As usual, the next few days were filled with doctor appointments, tracking down boat parts, and provisioning in the massive (to us) US grocery stores. We even managed to sneak in a quick visit to the Seattle Boat Show where we saw the same vendors selling the same products. We did pick up a few items on sale, so it was a worthwhile trip. It was rather strange, however, going to seminars filled with people whose dream is to sell their house and sail off into the sunset. Oh the stories we could tell them.
It was a great Super Bowl party, but our luck just ran out at the end.
Not wanting to wear out our welcome with the Berries we stayed with the Ballew’s for the remainder of our trip; they are the consummate hosts and always make us feel so welcome (as do the Berry's). We were fortunate to be invited to Irene’s sister Pat's house for a big Super Bowl party. So fun to watch such an exciting game with a group of fun people, even though the end of the game was kind of a bummer.
How all this stuff ends up on an airplane amazes even me.
Traveling light with The Conner's.
Packing up all our junk is always an issue, but this year we had the brilliant idea of getting a couple of huge used suitcases at Goodwill and loading up all our boat supplies and food into the hard sided roll-a-boards. Even though we weighed everything carefully, we wanted to avoid the fiasco of paying the $300 excess baggage, so we took the suitcases over to an empty check-in counter and carefully weighed each one, adjusted items from bag to bag. I was taking back a 35 lb. anchor windlass motor (as a spare) and unfortunately that had to go in my carry on bag. When we boarded the airplane and I was lifting up my bag to the overhead storage everyone must of thought I was a wimp, but in reality it weighed about 65 pounds. Ya do what ya gotta do.

We took an 11:00 pm flight to Houston and slept most of the way. After a two-hour layover we boarded the plane to Panama happy to be headed back to the boat. Since the flights went so smooth, my radar was up and sure enough one bag didn’t make it. That meant we had to stay at an airport hotel and pick up the bag later that evening. Naturally TSA had confiscated some dumb things out of the bag, including some grease, boat polish, and a cleaner to the tune of $150. What are you gonna do?

We took advantage of being in Panama City and had our taxi driver swing by the French Embassy the next morning to drop off our passports so the French visa could be inserted. That would have required a separate trip so it worked out OK.

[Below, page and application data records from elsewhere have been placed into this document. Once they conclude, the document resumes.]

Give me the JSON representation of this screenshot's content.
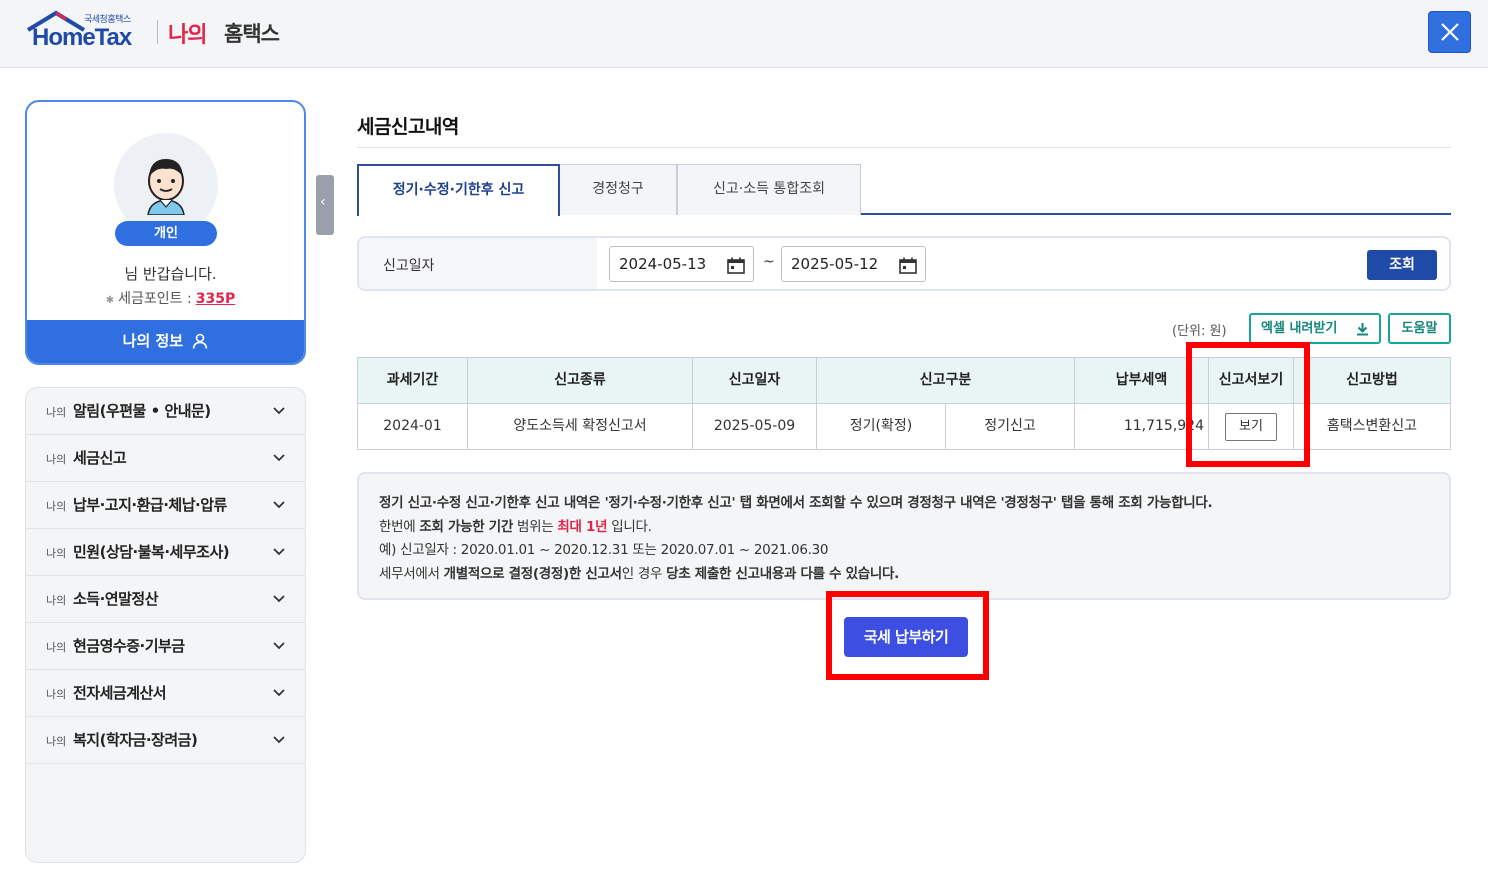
{
  "header": {
    "logo_small": "국세청홈택스",
    "logo_main": "HomeTax",
    "my_label": "나의",
    "hometax_label": "홈택스"
  },
  "profile": {
    "type_badge": "개인",
    "greeting": "님 반갑습니다.",
    "points_label": "세금포인트 :",
    "points_value": "335P",
    "myinfo_label": "나의 정보"
  },
  "sidebar": {
    "prefix": "나의",
    "items": [
      {
        "label": "알림(우편물 • 안내문)"
      },
      {
        "label": "세금신고"
      },
      {
        "label": "납부·고지·환급·체납·압류"
      },
      {
        "label": "민원(상담·불복·세무조사)"
      },
      {
        "label": "소득·연말정산"
      },
      {
        "label": "현금영수증·기부금"
      },
      {
        "label": "전자세금계산서"
      },
      {
        "label": "복지(학자금·장려금)"
      }
    ]
  },
  "main": {
    "title": "세금신고내역",
    "tabs": [
      {
        "label": "정기·수정·기한후 신고",
        "active": true
      },
      {
        "label": "경정청구",
        "active": false
      },
      {
        "label": "신고·소득 통합조회",
        "active": false
      }
    ],
    "search": {
      "label": "신고일자",
      "date_from": "2024-05-13",
      "tilde": "~",
      "date_to": "2025-05-12",
      "button": "조회"
    },
    "unit": "(단위: 원)",
    "excel_button": "엑셀 내려받기",
    "help_button": "도움말",
    "table": {
      "headers": [
        "과세기간",
        "신고종류",
        "신고일자",
        "신고구분",
        "납부세액",
        "신고서보기",
        "신고방법"
      ],
      "row": {
        "period": "2024-01",
        "type": "양도소득세 확정신고서",
        "date": "2025-05-09",
        "category_a": "정기(확정)",
        "category_b": "정기신고",
        "amount": "11,715,924",
        "view": "보기",
        "method": "홈택스변환신고"
      }
    },
    "notice": {
      "line1_a": "정기 신고·수정 신고·기한후 신고 내역은 '정기·수정·기한후 신고' 탭 화면에서 조회할 수 있으며 경정청구 내역은",
      "line1_b": "'경정청구' 탭을 통해 조회 가능합니다.",
      "line2_a": "한번에",
      "line2_b": "조회 가능한 기간",
      "line2_c": "범위는",
      "line2_red": "최대 1년",
      "line2_d": "입니다.",
      "line3": "예) 신고일자 : 2020.01.01 ~ 2020.12.31 또는 2020.07.01 ~ 2021.06.30",
      "line4_a": "세무서에서",
      "line4_b": "개별적으로 결정(경정)한 신고서",
      "line4_c": "인 경우",
      "line4_d": "당초 제출한 신고내용과 다를 수 있습니다."
    },
    "pay_button": "국세 납부하기"
  },
  "colors": {
    "primary": "#2f6fe0",
    "tab_active": "#2d4f9e",
    "teal": "#1aa59a",
    "pay": "#3d4fe0",
    "highlight": "#ff0000"
  }
}
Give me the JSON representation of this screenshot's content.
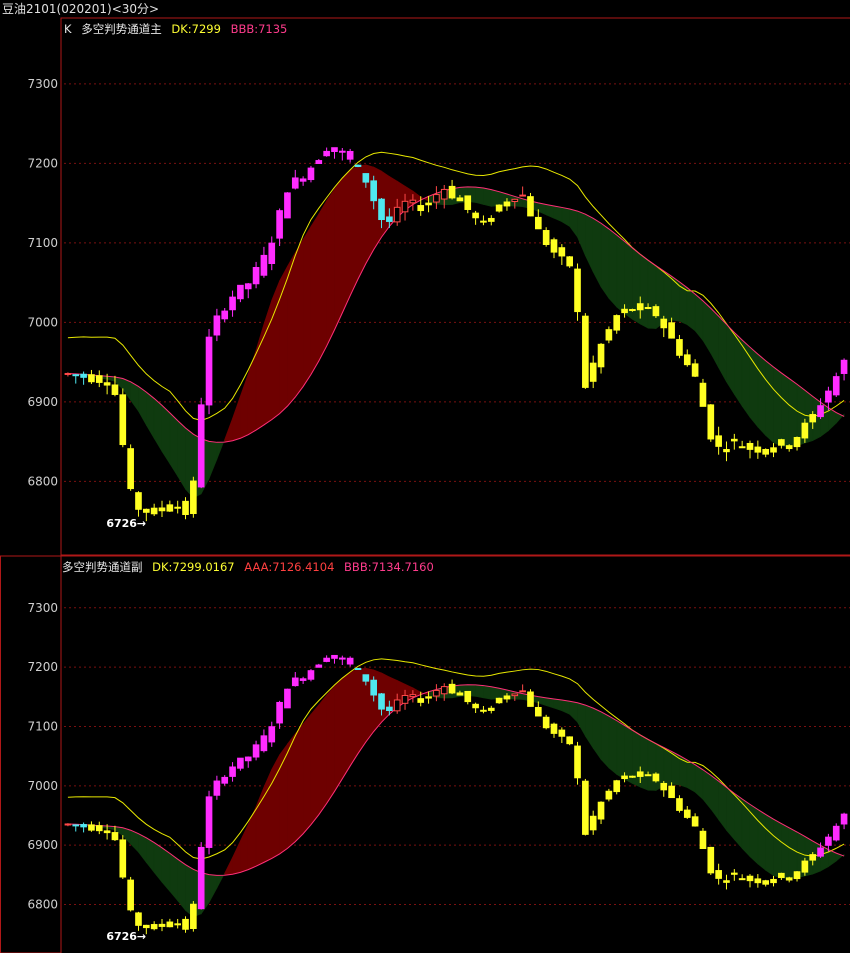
{
  "window": {
    "title": "豆油2101(020201)<30分>"
  },
  "colors": {
    "up": "#ff4848",
    "down": "#4fe8f0",
    "magenta": "#ff2cff",
    "yellow": "#ffff22",
    "dk_line": "#e8e800",
    "lower_line": "#ff2e78",
    "band_red": "#6e0000",
    "band_green": "#0f3a0f",
    "grid": "#7a1010",
    "frame": "#b01818"
  },
  "main_panel": {
    "header": {
      "prefix": "K",
      "name": "多空判势通道主",
      "dk": "DK:7299",
      "bbb": "BBB:7135"
    },
    "y_ticks": [
      "7300",
      "7200",
      "7100",
      "7000",
      "6900",
      "6800"
    ],
    "low_label": "6726"
  },
  "sub_panel": {
    "header": {
      "name": "多空判势通道副",
      "dk": "DK:7299.0167",
      "aaa": "AAA:7126.4104",
      "bbb": "BBB:7134.7160"
    },
    "y_ticks": [
      "7300",
      "7200",
      "7100",
      "7000",
      "6900",
      "6800"
    ],
    "low_label": "6726"
  }
}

It was wonderful getting back to the boat, except the minute we got on the boat the motor for the fridge gave it’s last breath of rotation and died. That meant we had to scramble to find another boat to take our freezer stuff and buy enough ice to keep the rest of the stuff cold. I had to quickly pull out the massive motor and take it to the marina so it could be sent out for repair. Our boat doesn’t like it when we are gone and this is its typical behavior.

Even though we had a ton of things to do we still found time to run and jump in the pool to cool off and have sundowners with a large group of cruisers at 5:00 pm each night. Over the next  few days we stored our provisions, worked on various boat projects, and got in some nice walks in the nature reserve that surrounds the marina.

Later in the week we did an overnight trip back to Panama City to pick up our visas at the French Embassy. Unfortunately, we arrived too late to make their 11:30 am closing time, so we had fun exploring the old town and enjoying a few drinks at the Fish Market.

The next day we split up with me heading to the French Embassy (which I swear opened at 7:30) and Meryl to the American Embassy where we had an 8:00 am appointment for additional pages to be inserted in our passports. Unfortunately, the French didn’t open up until 8:30 and I had no way of getting a hold of Meryl, so I rushed out to the American Embassy to find the waiting room packed with hundreds of visa seekers. Luckily Meryl had everything under control so we got our pages, stopped at Islamorada to buy a South Pacific chart, then on to Albrook Mall for a quick lunch and bus ride back to Shelter Bay. No Brad Pitt war movies this time.